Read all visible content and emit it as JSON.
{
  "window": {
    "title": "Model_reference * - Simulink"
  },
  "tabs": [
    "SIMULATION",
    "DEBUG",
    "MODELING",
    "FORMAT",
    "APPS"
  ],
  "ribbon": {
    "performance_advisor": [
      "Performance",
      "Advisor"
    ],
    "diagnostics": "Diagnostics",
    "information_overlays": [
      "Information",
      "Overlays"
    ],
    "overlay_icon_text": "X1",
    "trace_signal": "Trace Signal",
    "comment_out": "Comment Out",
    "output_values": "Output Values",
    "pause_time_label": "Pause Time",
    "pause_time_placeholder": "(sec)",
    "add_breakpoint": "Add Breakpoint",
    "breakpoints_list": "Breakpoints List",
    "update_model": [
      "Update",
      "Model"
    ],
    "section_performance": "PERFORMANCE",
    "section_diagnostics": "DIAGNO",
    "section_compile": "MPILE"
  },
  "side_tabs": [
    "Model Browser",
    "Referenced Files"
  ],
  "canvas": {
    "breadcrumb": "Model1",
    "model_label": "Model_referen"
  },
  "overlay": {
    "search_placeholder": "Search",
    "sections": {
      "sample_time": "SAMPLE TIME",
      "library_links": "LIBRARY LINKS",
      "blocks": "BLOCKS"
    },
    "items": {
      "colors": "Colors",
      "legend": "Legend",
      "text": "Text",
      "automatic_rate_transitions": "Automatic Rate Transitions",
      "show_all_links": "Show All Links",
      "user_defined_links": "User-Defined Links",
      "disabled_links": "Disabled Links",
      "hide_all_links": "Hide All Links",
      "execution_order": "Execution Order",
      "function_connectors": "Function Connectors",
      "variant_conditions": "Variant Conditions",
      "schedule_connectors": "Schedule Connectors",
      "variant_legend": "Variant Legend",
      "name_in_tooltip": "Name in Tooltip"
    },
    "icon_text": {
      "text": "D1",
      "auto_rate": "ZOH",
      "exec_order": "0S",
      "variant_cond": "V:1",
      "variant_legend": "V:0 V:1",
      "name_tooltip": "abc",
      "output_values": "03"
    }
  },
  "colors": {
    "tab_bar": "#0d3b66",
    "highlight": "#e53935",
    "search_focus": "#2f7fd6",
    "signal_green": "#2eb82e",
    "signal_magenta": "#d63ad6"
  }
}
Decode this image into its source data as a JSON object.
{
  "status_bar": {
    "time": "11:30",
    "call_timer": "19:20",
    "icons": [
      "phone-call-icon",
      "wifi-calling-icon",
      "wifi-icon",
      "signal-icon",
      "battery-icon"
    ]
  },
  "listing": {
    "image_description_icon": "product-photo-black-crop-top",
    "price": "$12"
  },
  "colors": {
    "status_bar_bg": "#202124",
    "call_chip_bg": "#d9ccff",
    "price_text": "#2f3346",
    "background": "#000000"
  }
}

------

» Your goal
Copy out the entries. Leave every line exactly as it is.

» Solved problem
Read all visible content and emit it as JSON.
{
  "window": {
    "title": "Model_reference * - Simulink"
  },
  "tabs": [
    "SIMULATION",
    "DEBUG",
    "MODELING",
    "FORMAT",
    "APPS"
  ],
  "ribbon": {
    "performance_advisor": [
      "Performance",
      "Advisor"
    ],
    "diagnostics": "Diagnostics",
    "information_overlays": [
      "Information",
      "Overlays"
    ],
    "overlay_icon_text": "X1",
    "trace_signal": "Trace Signal",
    "comment_out": "Comment Out",
    "output_values": "Output Values",
    "pause_time_label": "Pause Time",
    "pause_time_placeholder": "(sec)",
    "add_breakpoint": "Add Breakpoint",
    "breakpoints_list": "Breakpoints List",
    "update_model": [
      "Update",
      "Model"
    ],
    "section_performance": "PERFORMANCE",
    "section_diagnostics": "DIAGNO",
    "section_compile": "MPILE"
  },
  "side_tabs": [
    "Model Browser",
    "Referenced Files"
  ],
  "canvas": {
    "breadcrumb": "Model1",
    "model_label": "Model_referen"
  },
  "overlay": {
    "search_placeholder": "Search",
    "sections": {
      "sample_time": "SAMPLE TIME",
      "library_links": "LIBRARY LINKS",
      "blocks": "BLOCKS"
    },
    "items": {
      "colors": "Colors",
      "legend": "Legend",
      "text": "Text",
      "automatic_rate_transitions": "Automatic Rate Transitions",
      "show_all_links": "Show All Links",
      "user_defined_links": "User-Defined Links",
      "disabled_links": "Disabled Links",
      "hide_all_links": "Hide All Links",
      "execution_order": "Execution Order",
      "function_connectors": "Function Connectors",
      "variant_conditions": "Variant Conditions",
      "schedule_connectors": "Schedule Connectors",
      "variant_legend": "Variant Legend",
      "name_in_tooltip": "Name in Tooltip"
    },
    "icon_text": {
      "text": "D1",
      "auto_rate": "ZOH",
      "exec_order": "0S",
      "variant_cond": "V:1",
      "variant_legend": "V:0 V:1",
      "name_tooltip": "abc",
      "output_values": "03"
    }
  },
  "colors": {
    "tab_bar": "#0d3b66",
    "highlight": "#e53935",
    "search_focus": "#2f7fd6",
    "signal_green": "#2eb82e",
    "signal_magenta": "#d63ad6"
  }
}
Decode this image into its source data as a JSON object.
{
  "status_bar": {
    "time": "11:30",
    "call_timer": "19:20",
    "icons": [
      "phone-call-icon",
      "wifi-calling-icon",
      "wifi-icon",
      "signal-icon",
      "battery-icon"
    ]
  },
  "listing": {
    "image_description_icon": "product-photo-black-crop-top",
    "price": "$12"
  },
  "colors": {
    "status_bar_bg": "#202124",
    "call_chip_bg": "#d9ccff",
    "price_text": "#2f3346",
    "background": "#000000"
  }
}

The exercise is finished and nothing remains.